*** MATERIAL PROVIDED

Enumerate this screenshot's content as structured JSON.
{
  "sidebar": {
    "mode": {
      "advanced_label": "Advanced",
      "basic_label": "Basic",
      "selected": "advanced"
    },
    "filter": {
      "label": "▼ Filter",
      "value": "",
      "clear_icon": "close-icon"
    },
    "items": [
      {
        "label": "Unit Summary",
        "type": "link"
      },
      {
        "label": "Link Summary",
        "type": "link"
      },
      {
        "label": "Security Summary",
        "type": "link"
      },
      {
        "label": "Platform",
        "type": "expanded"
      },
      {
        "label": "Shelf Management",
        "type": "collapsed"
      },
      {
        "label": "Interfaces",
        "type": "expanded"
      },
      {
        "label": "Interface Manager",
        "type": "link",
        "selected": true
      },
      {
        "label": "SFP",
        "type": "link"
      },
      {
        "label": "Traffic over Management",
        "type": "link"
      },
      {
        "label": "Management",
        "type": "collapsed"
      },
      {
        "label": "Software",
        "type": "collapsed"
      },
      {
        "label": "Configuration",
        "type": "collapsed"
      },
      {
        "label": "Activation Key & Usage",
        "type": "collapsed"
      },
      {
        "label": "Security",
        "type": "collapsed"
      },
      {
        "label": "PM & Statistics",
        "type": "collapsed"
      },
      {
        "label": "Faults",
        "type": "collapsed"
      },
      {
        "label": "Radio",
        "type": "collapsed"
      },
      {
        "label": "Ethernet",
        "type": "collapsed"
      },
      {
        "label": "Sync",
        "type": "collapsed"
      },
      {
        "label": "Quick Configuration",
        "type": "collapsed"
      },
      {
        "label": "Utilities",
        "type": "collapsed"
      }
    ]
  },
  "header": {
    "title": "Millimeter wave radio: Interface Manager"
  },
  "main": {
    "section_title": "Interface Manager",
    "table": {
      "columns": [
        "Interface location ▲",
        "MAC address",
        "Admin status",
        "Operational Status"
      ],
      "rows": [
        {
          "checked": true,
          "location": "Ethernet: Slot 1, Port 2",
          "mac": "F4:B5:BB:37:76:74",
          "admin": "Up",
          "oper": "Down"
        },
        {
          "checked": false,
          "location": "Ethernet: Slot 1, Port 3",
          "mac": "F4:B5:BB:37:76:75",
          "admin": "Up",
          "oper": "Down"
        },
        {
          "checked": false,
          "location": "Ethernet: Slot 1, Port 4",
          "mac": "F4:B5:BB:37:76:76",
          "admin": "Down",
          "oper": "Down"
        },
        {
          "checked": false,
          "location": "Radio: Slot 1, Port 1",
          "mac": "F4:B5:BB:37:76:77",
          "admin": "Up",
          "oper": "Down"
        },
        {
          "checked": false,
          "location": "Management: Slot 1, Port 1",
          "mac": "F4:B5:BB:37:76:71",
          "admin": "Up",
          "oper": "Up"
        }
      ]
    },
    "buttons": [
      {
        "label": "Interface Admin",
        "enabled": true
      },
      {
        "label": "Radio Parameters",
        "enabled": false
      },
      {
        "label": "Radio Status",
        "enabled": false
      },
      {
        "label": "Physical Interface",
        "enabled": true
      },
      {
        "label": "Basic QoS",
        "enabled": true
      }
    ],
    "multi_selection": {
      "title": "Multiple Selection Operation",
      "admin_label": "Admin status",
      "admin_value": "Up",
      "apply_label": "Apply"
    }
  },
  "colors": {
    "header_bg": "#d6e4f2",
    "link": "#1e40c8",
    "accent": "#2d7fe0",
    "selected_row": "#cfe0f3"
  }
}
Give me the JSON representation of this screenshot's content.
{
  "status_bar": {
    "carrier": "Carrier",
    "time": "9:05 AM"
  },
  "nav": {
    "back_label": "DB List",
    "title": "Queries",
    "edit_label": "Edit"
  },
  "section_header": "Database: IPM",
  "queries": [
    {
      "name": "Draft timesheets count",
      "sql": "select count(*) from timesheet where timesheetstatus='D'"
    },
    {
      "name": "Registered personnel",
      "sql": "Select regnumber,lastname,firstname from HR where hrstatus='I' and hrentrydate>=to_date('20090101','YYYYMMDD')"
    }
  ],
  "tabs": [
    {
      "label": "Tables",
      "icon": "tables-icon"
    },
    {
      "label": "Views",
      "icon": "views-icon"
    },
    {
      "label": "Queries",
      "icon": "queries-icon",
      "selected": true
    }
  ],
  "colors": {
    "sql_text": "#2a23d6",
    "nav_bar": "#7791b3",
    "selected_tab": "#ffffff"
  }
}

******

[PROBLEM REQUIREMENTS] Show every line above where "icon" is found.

[ANSWER BOX]
      "clear_icon": "close-icon"
      "icon": "tables-icon"
      "icon": "views-icon"
      "icon": "queries-icon",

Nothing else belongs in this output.